If it was not for fireside (thank you), I would have never figured it out.

So thats my point. I believe that the documentation needs to present information in more detail than simply PyObject* setScene(char* sceneName) set the scene to switch to, so that BGE python API would be more accessible to new users.

Glad I could help. I think your points are completely valid. I think we need to add some tutorials to Blender3d noob to pro.
http://en.wikibooks.org/wiki/Blender_3D:_Noob_to_Pro

If you look at it. There are a lot of excellent tutorials until you reach the game engine section. Then there’s just a few. There are quite a few game engine tutorials around the net but many are pretty out dated. I think a tutorial that teaches a little python and helps people understand and use the game logic documentation would be great. Trouble is I’m makeing a game and I want to get the Blender source compiled and see if I can help with it. Hopefully I’ll need a diversion and give it a try or someone else will. Anyway, I think anyone that has become familiar with the game engine and has a little free time should think about trying a tutorial over there. Many of us complain about beginner questions but there really isn’t a place to go to really get those questions answered without doing searches that don’t work very well. Maybe the new board is better, but a good updated tutorial section would help a lot.
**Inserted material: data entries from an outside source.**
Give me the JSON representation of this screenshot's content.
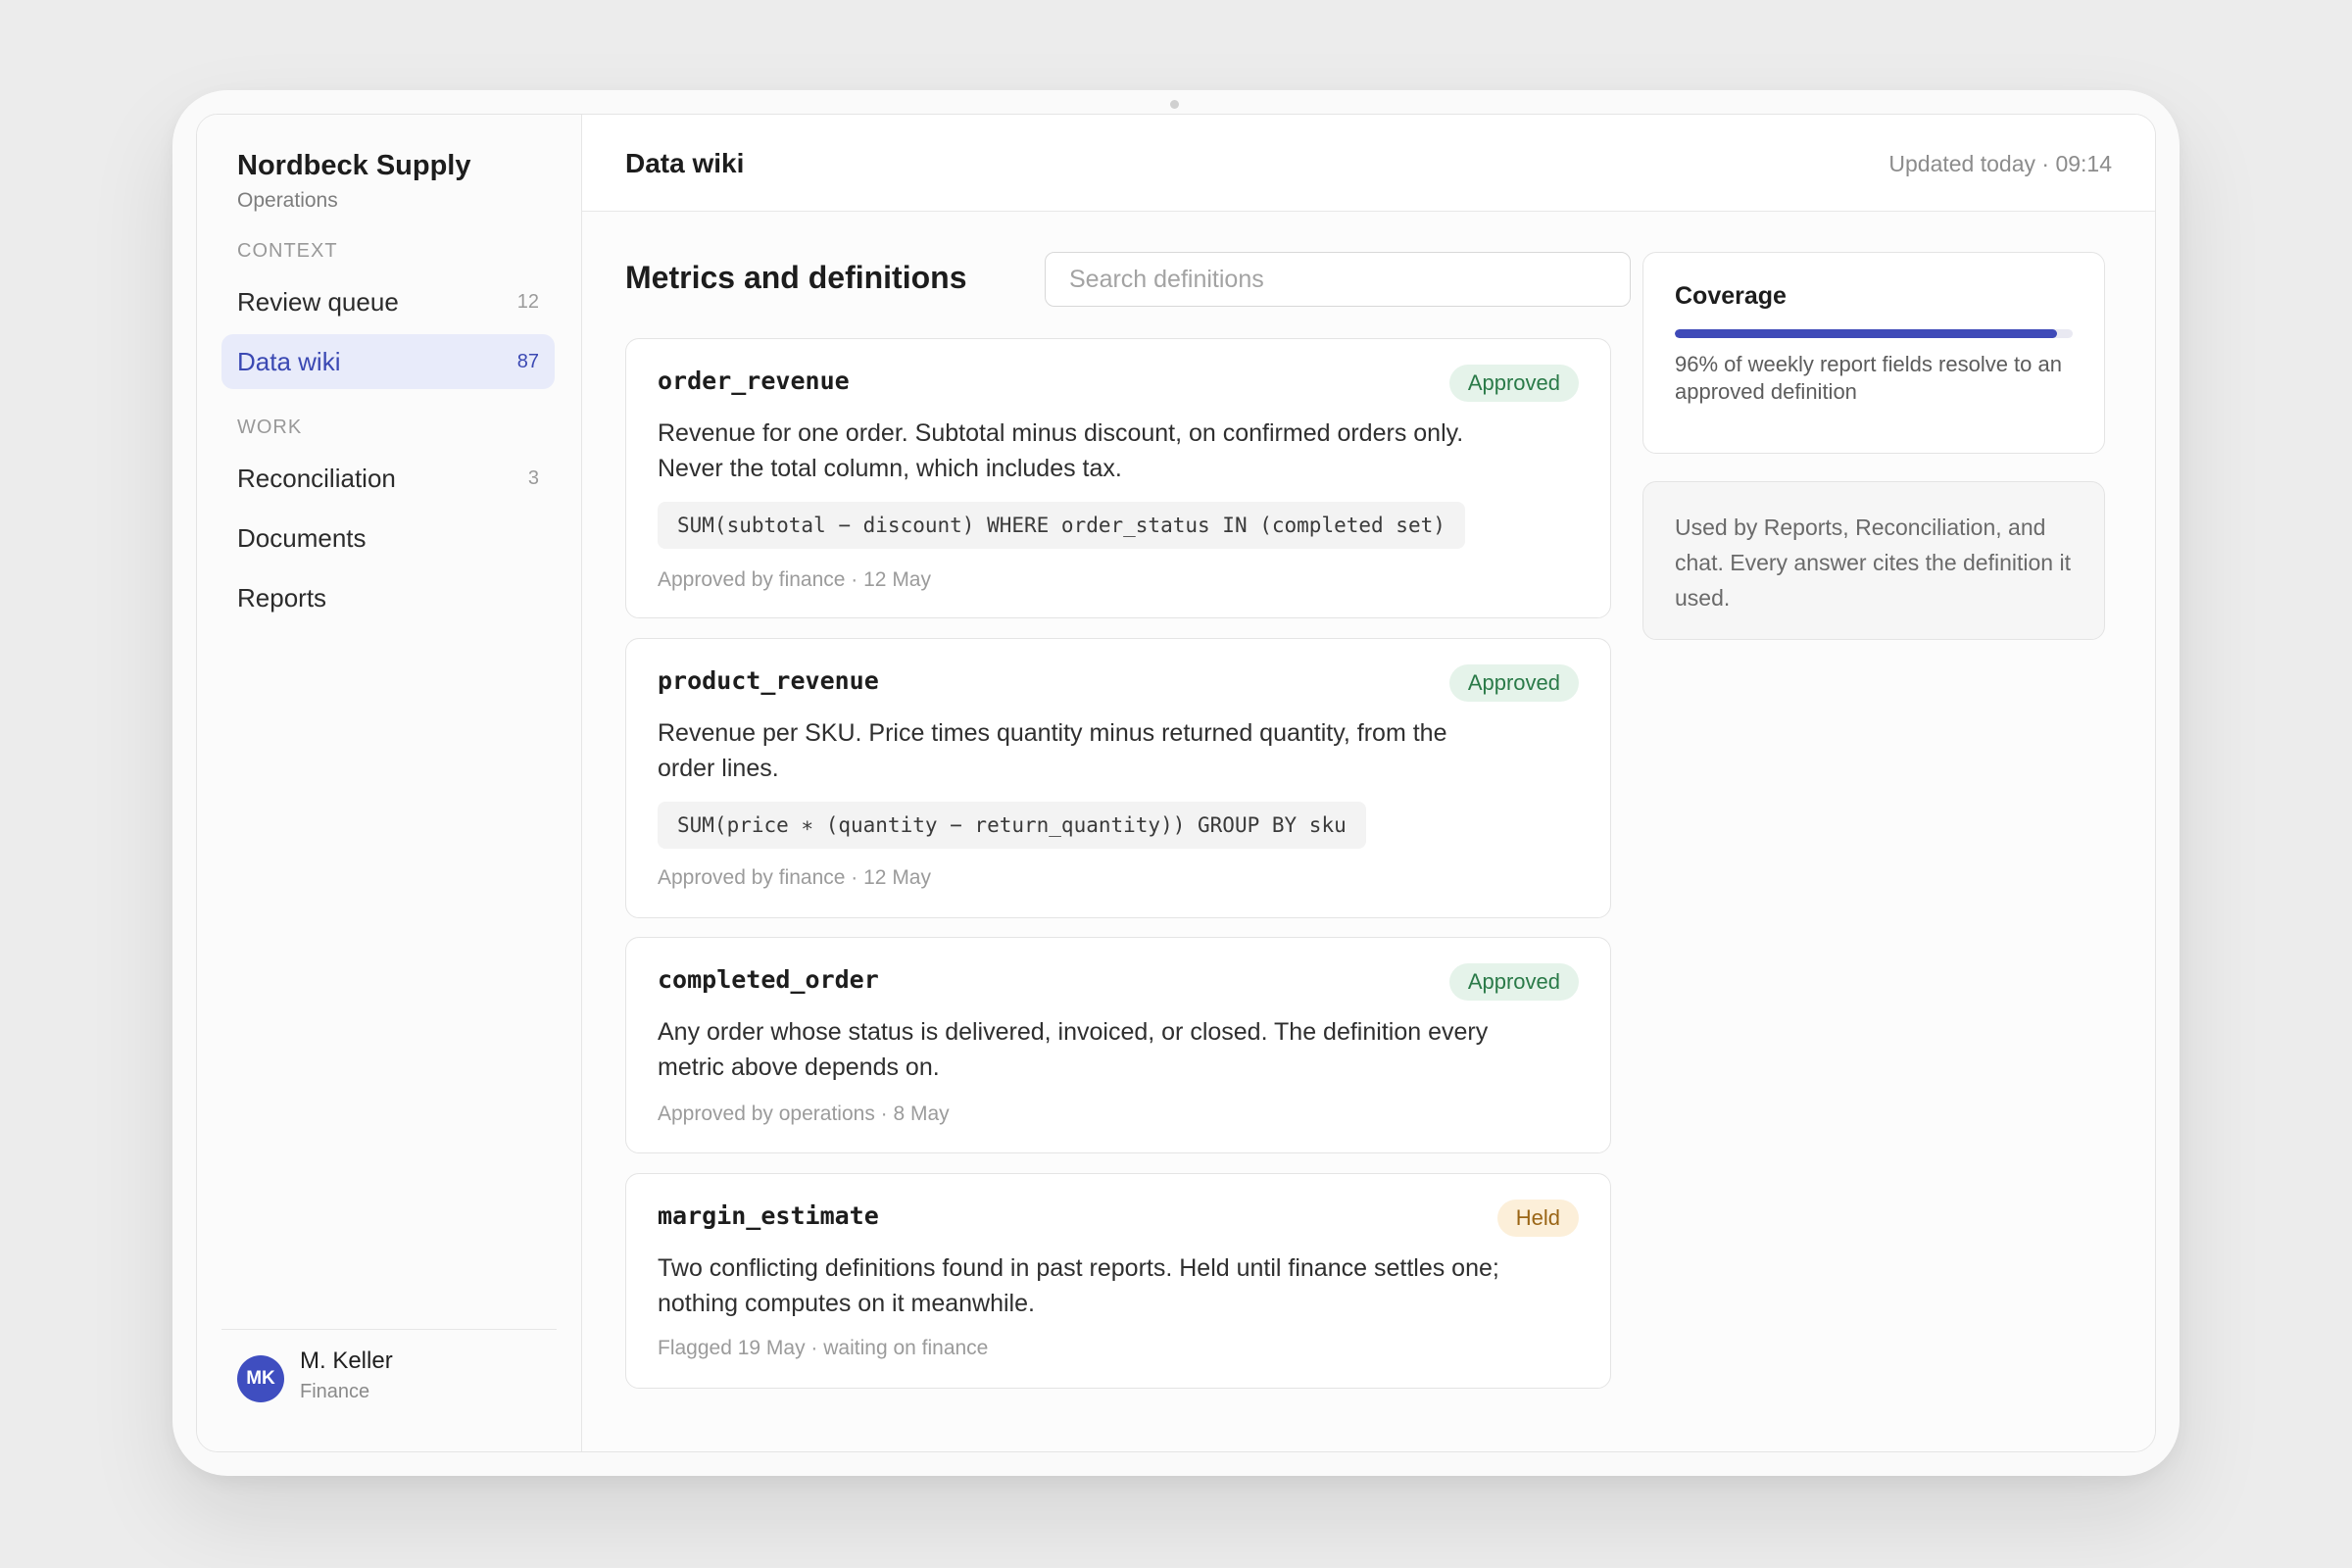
{
  "org": {
    "name": "Nordbeck Supply",
    "team": "Operations"
  },
  "nav": {
    "sections": [
      {
        "heading": "CONTEXT",
        "items": [
          {
            "label": "Review queue",
            "count": "12",
            "active": false
          },
          {
            "label": "Data wiki",
            "count": "87",
            "active": true
          }
        ]
      },
      {
        "heading": "WORK",
        "items": [
          {
            "label": "Reconciliation",
            "count": "3",
            "active": false
          },
          {
            "label": "Documents",
            "count": "",
            "active": false
          },
          {
            "label": "Reports",
            "count": "",
            "active": false
          }
        ]
      }
    ]
  },
  "user": {
    "initials": "MK",
    "name": "M. Keller",
    "role": "Finance"
  },
  "header": {
    "title": "Data wiki",
    "updated": "Updated today · 09:14"
  },
  "main": {
    "section_title": "Metrics and definitions",
    "search_placeholder": "Search definitions",
    "definitions": [
      {
        "name": "order_revenue",
        "status": "Approved",
        "description": "Revenue for one order. Subtotal minus discount, on confirmed orders only. Never the total column, which includes tax.",
        "code": "SUM(subtotal − discount) WHERE order_status IN (completed set)",
        "meta": "Approved by finance · 12 May"
      },
      {
        "name": "product_revenue",
        "status": "Approved",
        "description": "Revenue per SKU. Price times quantity minus returned quantity, from the order lines.",
        "code": "SUM(price ∗ (quantity − return_quantity)) GROUP BY sku",
        "meta": "Approved by finance · 12 May"
      },
      {
        "name": "completed_order",
        "status": "Approved",
        "description": "Any order whose status is delivered, invoiced, or closed. The definition every metric above depends on.",
        "code": "",
        "meta": "Approved by operations · 8 May"
      },
      {
        "name": "margin_estimate",
        "status": "Held",
        "description": "Two conflicting definitions found in past reports. Held until finance settles one; nothing computes on it meanwhile.",
        "code": "",
        "meta": "Flagged 19 May · waiting on finance"
      }
    ]
  },
  "coverage": {
    "title": "Coverage",
    "percent": 96,
    "text": "96% of weekly report fields resolve to an approved definition",
    "bar_color": "#3f4ab8"
  },
  "usage_note": "Used by Reports, Reconciliation, and chat. Every answer cites the definition it used.",
  "colors": {
    "accent": "#3f4ec0",
    "approved_bg": "#e5f3ea",
    "approved_text": "#2a7a48",
    "held_bg": "#fcefd9",
    "held_text": "#9a6515"
  }
}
My thoughts exactly.

Now all thats required is a few volunteers who could help out and add to the wiki.

We could start a new thread called Blender Game Engine tutorials or something. Get in a small conference on what tutorials would be best to take someone new to the game engine up to speed. Then try to get volunteers for each tutorial. I’m having problems uploading information onto the net which might interfere, but I get things to upload sometimes. One thing we should stay away from is fancy models. There are modeling tutorials already. This should be how to make a game using logic bricks, ipos, actions, and python, textures and materials, etc. We could also reference some tutorials that are very up to date or get permission to put them on noob to pro. Like blending onlines text tutorial for instance. It’s too good to bother repeating. Some of the bricks should probably have their own section, like messages, and properties.

I would love that if you did, even though this thread is pretty old, there is not a lot of info on the game engine… alas for me